If you have exhausted all prospects of reaching a compensation agreement with a defaulting travel agent or tour operator and you have not been successful with efforts through ABTA (generally they are of very little help), your only course of action may be to initiate action to recover through the County Court under the Small Claims Procedure. Actions to recover can be made for debts of under £5,000 and, in addition to claims for monies owed, the court will hear claims founded on breach of contract, the usual basis for claims against tour operators who fail to deliver what they have promised. (See also Supply of Goods and Services Act 1982 as amended by the Sale and Supply of Goods Act 1994)

To bring an action under the Small Claims Procedure, you need to complete a form at the local County Court, giving your details and those of the person against whom the claim is made. You do not need a Solicitor and it is unlikey that the procedure will be beyond the capability of most consumers. If you do have a problem, the local Citizens Advice Bureau will certainly be able to help. The court form will detail the nature of your claim, the amount you are claiming and whether you are claiming any interest. You will have to supply a copy of all relevant paperwork for the court, and one for the person against whom you are making the claim

The Court will affix a seal to the papers and send them to your opponent, along with a form to defend the claim, another form to admit the claim and a third form on which they must acknowledge receipt of the papers.

When the person against whom you are making the claim responds, the Court will send you a copy along with instructions on what you should do next. Alternatively, the court may fix a date when you will have to appear before a judge who will tell you what the next stages are.

Small claims hearings almost never last more than a day, but the court can deal with your claim without holding a hearing, an may simply consider the documents in the case. If this course of action is to be taken, the court will inform both partie. The court can also deal with the case by way of a telephone link, if you and the defending party both agree.

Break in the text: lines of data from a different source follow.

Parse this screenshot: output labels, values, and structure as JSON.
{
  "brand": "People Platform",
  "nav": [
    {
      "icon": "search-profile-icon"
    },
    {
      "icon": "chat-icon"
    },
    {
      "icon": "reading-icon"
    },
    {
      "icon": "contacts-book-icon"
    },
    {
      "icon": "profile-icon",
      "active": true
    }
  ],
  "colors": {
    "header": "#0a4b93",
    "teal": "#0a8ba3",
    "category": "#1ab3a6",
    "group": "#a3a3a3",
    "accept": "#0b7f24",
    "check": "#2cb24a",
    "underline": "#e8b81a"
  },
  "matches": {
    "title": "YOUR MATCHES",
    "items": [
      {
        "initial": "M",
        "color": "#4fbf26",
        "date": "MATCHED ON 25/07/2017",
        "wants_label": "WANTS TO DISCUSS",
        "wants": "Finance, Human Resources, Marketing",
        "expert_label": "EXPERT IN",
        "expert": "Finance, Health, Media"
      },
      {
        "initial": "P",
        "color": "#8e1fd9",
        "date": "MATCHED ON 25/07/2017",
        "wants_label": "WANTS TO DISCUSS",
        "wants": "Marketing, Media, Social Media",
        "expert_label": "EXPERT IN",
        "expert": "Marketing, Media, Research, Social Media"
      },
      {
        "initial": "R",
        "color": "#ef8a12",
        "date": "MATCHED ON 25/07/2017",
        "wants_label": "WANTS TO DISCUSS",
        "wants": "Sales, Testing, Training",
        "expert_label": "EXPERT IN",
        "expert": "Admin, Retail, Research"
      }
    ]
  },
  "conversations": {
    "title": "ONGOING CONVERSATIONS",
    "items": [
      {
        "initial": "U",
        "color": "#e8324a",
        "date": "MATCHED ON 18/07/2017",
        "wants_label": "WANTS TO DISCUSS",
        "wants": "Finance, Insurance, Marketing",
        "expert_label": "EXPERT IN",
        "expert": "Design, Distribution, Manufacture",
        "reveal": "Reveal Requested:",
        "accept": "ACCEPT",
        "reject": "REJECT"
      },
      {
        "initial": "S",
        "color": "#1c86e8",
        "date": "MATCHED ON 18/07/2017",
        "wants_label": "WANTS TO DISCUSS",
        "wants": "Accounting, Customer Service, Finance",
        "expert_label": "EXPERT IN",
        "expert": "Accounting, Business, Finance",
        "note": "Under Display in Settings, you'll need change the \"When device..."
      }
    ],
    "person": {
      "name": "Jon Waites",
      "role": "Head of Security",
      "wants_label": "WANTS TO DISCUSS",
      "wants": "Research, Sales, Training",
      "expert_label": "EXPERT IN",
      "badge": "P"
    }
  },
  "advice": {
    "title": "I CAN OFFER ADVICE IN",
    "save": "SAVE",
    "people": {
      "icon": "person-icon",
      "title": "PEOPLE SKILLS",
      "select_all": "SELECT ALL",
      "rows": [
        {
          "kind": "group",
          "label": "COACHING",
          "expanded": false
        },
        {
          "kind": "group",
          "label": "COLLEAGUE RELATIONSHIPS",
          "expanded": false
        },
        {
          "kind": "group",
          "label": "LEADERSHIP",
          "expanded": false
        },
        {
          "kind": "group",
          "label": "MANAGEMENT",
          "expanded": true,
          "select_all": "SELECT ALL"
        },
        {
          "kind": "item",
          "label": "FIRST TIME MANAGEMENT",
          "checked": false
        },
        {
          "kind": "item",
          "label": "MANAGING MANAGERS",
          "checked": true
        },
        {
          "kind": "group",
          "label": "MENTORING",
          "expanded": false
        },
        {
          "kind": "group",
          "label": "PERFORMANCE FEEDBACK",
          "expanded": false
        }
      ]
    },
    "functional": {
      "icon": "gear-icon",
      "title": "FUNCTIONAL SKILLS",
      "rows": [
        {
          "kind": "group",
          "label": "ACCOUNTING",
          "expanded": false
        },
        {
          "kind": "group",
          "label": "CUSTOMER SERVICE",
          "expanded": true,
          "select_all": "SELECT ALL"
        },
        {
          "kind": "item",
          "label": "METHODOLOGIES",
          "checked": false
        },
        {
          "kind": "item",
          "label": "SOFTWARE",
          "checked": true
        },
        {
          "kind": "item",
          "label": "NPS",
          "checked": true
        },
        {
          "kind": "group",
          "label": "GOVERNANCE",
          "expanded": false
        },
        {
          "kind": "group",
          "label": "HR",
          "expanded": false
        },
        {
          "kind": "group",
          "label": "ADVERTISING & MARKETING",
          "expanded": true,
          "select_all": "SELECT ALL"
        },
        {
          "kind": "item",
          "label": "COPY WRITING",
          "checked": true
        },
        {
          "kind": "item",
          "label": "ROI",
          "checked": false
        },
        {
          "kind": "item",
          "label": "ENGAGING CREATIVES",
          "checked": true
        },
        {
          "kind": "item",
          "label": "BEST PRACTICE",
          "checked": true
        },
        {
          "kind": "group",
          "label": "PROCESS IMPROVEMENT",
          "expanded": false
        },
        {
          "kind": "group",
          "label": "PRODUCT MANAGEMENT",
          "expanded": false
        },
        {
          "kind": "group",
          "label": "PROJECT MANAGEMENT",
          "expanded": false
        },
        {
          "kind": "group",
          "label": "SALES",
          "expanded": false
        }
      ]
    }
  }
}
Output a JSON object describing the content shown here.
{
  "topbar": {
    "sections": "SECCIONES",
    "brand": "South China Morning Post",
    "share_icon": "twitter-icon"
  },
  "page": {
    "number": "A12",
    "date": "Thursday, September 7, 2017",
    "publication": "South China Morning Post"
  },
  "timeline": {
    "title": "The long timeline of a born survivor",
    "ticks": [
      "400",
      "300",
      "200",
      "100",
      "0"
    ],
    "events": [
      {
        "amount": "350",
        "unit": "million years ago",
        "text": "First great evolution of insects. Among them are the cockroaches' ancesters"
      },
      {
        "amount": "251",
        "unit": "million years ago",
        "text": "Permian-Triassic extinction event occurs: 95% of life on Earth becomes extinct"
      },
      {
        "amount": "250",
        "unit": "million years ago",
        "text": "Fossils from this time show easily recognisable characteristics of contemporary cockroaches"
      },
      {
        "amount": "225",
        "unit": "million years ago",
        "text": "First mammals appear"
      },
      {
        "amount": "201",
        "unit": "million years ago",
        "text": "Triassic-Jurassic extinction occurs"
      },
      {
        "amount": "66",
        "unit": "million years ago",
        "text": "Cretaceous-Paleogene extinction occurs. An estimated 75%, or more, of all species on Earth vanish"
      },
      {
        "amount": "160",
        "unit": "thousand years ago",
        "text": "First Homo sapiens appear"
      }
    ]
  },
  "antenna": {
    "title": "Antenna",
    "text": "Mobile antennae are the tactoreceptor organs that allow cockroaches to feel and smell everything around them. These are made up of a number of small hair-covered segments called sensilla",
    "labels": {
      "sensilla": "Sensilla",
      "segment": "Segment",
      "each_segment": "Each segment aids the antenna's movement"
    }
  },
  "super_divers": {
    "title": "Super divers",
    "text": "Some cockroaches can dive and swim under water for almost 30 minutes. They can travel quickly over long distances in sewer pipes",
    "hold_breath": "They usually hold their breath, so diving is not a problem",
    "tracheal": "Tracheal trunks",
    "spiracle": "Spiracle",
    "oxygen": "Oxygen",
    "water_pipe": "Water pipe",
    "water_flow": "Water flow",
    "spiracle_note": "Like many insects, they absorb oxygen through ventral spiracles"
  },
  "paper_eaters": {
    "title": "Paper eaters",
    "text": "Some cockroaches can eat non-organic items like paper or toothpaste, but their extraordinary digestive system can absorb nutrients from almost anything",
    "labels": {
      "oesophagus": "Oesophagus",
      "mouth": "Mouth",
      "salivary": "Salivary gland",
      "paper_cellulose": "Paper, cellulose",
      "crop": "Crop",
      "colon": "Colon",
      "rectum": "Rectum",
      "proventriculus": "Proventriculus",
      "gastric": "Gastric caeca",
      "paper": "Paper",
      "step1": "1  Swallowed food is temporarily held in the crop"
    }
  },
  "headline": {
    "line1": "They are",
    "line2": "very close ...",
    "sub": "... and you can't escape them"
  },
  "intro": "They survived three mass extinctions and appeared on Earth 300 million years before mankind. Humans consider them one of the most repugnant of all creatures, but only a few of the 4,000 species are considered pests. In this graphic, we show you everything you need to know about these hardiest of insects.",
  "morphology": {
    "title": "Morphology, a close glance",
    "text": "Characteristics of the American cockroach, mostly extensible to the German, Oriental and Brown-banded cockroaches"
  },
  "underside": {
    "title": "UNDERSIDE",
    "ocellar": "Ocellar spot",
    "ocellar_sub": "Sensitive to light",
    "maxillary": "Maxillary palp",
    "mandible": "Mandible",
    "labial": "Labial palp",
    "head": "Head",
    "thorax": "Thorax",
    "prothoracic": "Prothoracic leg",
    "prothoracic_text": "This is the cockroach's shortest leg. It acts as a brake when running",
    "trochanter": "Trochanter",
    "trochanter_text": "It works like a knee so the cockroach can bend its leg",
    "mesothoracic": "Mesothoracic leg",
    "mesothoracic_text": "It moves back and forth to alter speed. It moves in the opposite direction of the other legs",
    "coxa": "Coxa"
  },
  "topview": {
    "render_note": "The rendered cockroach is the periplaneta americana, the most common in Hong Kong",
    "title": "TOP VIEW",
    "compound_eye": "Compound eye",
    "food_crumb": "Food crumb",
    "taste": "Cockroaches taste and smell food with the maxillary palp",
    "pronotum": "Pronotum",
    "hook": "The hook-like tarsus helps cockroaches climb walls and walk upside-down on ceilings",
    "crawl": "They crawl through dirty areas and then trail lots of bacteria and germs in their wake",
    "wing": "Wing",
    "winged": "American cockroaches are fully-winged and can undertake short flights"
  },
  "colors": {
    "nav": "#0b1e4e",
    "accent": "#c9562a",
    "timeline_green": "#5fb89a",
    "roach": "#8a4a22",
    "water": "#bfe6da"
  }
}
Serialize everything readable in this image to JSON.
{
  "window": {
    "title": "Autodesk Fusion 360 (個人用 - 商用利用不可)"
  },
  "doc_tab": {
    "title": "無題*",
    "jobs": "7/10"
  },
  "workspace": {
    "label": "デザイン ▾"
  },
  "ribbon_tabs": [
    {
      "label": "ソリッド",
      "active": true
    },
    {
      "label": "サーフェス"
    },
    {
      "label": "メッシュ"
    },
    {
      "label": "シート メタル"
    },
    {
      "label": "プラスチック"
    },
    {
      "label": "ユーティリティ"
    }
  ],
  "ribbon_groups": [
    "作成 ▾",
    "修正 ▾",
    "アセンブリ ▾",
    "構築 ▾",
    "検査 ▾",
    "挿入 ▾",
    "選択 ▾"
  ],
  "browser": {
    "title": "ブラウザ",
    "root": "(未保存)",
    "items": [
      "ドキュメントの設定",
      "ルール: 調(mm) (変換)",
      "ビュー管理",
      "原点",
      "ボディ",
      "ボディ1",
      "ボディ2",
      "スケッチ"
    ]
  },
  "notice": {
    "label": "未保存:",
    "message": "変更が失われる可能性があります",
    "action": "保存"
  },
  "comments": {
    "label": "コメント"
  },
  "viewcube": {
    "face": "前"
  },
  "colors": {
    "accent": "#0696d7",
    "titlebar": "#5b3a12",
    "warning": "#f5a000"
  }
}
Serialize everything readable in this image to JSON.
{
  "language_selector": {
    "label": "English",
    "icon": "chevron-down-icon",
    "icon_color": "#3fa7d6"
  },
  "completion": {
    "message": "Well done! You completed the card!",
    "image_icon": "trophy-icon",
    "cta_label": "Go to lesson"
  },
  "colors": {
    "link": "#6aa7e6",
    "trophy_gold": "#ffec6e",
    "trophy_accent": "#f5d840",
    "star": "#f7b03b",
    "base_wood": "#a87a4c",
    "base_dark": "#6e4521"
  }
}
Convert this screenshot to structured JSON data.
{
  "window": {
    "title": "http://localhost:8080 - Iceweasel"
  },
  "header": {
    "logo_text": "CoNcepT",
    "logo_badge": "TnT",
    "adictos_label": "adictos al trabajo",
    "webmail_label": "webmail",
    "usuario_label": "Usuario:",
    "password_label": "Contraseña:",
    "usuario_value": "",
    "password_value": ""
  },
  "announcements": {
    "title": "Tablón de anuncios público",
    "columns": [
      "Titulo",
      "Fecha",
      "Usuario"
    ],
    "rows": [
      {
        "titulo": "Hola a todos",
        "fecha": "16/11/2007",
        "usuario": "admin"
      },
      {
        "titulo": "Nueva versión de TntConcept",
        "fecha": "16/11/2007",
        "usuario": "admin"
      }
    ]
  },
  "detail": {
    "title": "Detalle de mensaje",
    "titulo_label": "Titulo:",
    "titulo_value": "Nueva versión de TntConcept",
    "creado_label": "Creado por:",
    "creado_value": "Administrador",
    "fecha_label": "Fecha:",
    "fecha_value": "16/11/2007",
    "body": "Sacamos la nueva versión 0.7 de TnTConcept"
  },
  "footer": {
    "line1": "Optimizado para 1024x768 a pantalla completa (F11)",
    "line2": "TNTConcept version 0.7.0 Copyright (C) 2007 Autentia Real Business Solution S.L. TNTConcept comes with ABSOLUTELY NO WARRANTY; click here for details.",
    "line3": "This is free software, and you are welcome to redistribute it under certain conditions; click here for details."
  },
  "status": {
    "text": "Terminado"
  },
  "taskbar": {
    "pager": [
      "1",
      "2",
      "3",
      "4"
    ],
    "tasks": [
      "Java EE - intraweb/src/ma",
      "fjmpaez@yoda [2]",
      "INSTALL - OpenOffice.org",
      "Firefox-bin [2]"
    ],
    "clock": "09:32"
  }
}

Friday in Odessa, Ukraine. In many former Soviet States as in Russia, Friday is wedding day.



If your opponent does not send in the acknowledgement that the papers have been received, or notice of his defence, within a reasonable period (normally 21 days), you may well get a judgement in default, without the need for a hearing. This may also happen if the defendant admits all or part of the claim. If he does contest part of the claim, the court can make a judgement for that part of the claim that is admitted.

You do not necessarily have to attend a hearing at the Small Claims Procedure, providing you give the court and your oponent not less than 7 days notice that you will not be attending. In such circumstances, you can submit written documentation to the court, which will be taken into account when reaching a decision.

You can get a great deal of up-to-date information by going to the Government site giving advice on small claims courts. Which, the consumer advice site also offers comprehensive step by step advice on using the Small Claims Court at:

N.B. You cannot get a judgement in default for delivery of goods that are subject to an agreement covered by the Consumer Credit Act 1974, although it is difficult to see how this could apply to any claim relating to travel agents or tour operators.




Justice is truth in action.   Benjamin Disrael (1904  1881)